On February 1st, 2018 members of the faculty and staff at SHU and Aquinas College met to begin work on a Dominican Consortium.  The teams, led by Tony Farina and Heather Kesselring-Quakenbush, will be testing this idea in the Fall of 2018 with the long term goal of reaching out to a third institution in 2019 with the hopes presenting the results to the Dominican Colloquium in 2020. At that point, we hope to have an agreement ready to present to all of the Colleges and Universities.

G.  “Developing a Conscious in Capitalism: A Dominican Business Capstone Course”
           Dr. John Grant, OPA, Ohio Dominican University

Each student at Ohio Dominican University completes a four part 4 Pillar common core series of seminars.  Depending upon the year of study, the core courses have the students focus on questions such as what it means to be human?, what is the common good? or social justice.  In the senior year, the topic focuses on “what is truth?”  The students in various disciplines have a capstone courses that draw together their curriculum in the search for truth.

As the program coordinator for the business program at Ohio Dominican University, I have developed a capstone course for Ohio Dominican business students around the ideals of “Conscious Capitalism”.  I would like to share the design and structure of this course from the common readings, theoretical frameworks and the involvement of a student simulation.

In my presentation, I will explore the principles of this relatively new movement in business popularized in books and articles by the founder of Whole Foods’ John Mackey and his research partner Raj Sisodia.  The approach calls for businesses to serve the interests of all major stakeholders—customers, employees, investors, communities, suppliers, and the environment.  I will present my approach to teaching this concept and outline how using a business simulation engages the students into experiencing the benefits and challenges of operating a conscious business in contrast to the traditional profit-maximizing business paradigm.

Teaching ethical and sustainability matters can be tricky and difficult. I will review discussions and case studies that are helpful.  Additionally, I will show how students appreciate the opportunity to make their own decisions in a simulation experience with limited financial resources and the heat of relentless competition.  The team based projects have students consider all of a firm’s stakeholders, including customers, stockholders, employees, suppliers, and the community.  They deal with ethical, environmental and sustainability issues in addition to the normal management challenges of running a business.  Some of the programs reviewed would include:

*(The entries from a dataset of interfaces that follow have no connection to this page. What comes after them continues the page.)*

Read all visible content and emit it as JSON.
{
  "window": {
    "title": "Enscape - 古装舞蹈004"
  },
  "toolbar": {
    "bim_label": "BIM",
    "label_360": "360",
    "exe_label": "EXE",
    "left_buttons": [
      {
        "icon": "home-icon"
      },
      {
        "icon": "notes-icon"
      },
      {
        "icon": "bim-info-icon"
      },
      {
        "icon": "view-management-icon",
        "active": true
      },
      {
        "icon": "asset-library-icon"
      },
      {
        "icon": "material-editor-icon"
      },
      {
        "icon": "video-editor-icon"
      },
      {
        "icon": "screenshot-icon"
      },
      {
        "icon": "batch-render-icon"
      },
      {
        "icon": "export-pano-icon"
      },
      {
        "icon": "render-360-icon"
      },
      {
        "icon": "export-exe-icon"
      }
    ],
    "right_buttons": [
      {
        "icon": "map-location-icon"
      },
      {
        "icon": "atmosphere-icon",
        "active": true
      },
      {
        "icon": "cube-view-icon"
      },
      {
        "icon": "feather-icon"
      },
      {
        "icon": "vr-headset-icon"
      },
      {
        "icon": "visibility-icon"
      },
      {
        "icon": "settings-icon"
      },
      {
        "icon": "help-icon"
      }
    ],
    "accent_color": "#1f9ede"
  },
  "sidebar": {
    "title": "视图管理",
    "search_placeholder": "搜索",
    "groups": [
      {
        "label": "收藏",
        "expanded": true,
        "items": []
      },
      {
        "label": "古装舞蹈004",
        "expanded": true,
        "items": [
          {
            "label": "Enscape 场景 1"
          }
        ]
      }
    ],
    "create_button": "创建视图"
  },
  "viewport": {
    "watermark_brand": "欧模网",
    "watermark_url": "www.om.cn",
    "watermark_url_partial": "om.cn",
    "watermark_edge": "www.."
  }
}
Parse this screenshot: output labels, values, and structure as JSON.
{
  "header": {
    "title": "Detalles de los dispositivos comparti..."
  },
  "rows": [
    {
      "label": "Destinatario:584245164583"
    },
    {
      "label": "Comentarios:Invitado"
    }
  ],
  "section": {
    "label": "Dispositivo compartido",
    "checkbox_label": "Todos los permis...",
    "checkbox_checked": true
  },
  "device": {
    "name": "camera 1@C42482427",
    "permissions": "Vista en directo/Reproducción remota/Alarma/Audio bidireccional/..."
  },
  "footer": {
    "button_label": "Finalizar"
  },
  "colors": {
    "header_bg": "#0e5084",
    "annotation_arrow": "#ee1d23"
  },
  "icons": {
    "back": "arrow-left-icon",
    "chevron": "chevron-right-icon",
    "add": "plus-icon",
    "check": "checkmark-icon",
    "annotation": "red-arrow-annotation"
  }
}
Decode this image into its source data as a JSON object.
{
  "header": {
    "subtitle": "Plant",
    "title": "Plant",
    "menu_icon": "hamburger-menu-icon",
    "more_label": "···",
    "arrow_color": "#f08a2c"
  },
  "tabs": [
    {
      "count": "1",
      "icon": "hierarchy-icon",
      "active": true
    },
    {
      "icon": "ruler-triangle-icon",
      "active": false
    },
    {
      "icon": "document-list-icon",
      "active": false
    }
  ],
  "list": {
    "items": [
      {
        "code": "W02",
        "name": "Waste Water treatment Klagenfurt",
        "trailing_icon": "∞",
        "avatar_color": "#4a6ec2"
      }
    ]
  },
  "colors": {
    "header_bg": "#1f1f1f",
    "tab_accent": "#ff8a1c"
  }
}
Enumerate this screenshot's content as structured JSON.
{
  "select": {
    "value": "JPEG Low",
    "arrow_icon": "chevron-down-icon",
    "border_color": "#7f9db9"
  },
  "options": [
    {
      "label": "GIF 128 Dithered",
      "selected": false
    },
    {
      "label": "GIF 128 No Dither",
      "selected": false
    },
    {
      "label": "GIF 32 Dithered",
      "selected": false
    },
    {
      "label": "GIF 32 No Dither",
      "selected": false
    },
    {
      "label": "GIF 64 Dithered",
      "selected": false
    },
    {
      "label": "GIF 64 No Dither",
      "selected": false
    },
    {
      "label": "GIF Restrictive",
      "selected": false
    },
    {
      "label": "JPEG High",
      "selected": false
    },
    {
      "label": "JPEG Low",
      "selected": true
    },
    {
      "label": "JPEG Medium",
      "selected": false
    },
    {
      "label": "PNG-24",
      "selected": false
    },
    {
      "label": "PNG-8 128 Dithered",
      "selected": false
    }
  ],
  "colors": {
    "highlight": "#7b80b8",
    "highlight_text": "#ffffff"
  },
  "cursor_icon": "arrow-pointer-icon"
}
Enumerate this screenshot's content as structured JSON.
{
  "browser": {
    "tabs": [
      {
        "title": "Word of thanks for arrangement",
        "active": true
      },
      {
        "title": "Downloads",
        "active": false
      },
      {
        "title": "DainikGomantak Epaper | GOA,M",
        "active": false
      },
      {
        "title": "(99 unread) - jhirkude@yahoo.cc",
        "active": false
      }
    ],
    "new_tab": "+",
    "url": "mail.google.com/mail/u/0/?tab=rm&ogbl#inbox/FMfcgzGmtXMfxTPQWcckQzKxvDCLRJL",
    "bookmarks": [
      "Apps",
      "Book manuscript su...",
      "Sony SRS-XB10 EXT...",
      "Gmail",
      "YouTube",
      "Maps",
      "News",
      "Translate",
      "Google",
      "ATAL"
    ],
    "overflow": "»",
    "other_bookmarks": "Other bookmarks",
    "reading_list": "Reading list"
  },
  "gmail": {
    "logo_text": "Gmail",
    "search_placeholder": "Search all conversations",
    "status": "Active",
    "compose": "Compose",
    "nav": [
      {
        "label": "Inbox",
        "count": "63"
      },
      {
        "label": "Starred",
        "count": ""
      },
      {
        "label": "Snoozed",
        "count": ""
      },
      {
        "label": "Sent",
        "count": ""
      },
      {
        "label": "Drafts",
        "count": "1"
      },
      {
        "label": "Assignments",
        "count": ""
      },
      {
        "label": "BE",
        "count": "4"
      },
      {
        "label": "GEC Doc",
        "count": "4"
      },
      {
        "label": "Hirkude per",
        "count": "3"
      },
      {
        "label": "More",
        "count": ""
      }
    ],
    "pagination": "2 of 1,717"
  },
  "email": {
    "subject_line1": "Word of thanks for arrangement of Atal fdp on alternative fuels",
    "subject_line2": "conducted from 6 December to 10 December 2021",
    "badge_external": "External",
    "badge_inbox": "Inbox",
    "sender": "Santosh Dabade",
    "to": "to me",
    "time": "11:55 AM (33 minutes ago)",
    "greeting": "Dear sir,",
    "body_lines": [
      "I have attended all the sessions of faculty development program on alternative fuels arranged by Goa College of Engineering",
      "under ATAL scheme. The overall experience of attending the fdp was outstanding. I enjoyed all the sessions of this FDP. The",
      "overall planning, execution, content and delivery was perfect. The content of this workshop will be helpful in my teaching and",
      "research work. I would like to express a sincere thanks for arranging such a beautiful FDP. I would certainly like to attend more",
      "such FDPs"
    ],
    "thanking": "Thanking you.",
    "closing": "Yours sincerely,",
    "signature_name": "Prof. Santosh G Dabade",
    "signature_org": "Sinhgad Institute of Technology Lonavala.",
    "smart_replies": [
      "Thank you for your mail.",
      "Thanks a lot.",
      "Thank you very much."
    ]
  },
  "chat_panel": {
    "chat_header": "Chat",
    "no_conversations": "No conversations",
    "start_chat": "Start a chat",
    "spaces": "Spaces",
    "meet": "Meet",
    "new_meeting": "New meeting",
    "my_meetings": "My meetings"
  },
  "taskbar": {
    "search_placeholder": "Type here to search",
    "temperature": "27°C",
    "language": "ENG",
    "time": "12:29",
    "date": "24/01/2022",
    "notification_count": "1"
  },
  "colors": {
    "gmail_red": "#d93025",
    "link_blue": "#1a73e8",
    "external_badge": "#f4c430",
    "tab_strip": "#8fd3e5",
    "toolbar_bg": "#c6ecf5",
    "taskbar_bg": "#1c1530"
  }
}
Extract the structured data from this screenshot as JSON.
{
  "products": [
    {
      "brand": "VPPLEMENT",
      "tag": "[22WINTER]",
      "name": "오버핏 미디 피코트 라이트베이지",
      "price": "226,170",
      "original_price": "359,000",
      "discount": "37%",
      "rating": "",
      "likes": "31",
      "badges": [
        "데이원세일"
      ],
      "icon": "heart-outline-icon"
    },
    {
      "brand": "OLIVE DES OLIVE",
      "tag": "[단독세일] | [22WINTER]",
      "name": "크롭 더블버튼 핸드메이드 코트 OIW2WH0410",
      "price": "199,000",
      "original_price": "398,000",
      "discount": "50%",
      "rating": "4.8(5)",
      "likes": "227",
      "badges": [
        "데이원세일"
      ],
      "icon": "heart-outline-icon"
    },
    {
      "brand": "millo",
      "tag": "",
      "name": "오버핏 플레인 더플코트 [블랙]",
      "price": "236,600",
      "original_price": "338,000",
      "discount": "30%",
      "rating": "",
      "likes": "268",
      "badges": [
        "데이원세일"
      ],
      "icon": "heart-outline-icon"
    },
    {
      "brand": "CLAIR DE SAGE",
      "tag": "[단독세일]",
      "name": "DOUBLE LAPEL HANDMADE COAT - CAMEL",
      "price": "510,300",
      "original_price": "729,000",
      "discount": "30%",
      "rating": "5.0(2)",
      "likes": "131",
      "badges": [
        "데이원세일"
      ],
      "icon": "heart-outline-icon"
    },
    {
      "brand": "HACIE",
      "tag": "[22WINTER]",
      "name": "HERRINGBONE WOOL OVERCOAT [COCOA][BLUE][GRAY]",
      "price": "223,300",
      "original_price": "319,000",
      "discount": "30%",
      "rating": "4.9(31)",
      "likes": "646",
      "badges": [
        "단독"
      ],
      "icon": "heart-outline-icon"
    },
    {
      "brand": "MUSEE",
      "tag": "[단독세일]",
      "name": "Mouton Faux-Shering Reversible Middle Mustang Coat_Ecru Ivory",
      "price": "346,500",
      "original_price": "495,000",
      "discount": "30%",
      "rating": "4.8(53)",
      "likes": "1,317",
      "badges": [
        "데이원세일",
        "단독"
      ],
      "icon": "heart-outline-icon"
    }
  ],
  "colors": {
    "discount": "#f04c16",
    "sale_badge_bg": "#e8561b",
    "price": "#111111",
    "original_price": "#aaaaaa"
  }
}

  • Green Management, Energy, and Corporate Social Responsibility
  • Sustainable Global Enterprise
  • Environmental Management for Business
  • Sustainable Management
  • Corporate Responsibility
  • Business Ethics

Finally, I will conclude the presentation with a look at the metrics for assessing student learning and determining course grades.  I utilize a business approach known as a balanced scorecard, and will examine how hard measures such as profitability, customer satisfaction, market share, and human resource management are merged with soft metric measures of how well the conscious actions of each firm satisfied all stakeholders’ values.  I would answer questions and discuss how this course has helped develop Ohio Dominican business graduates in seeking truth.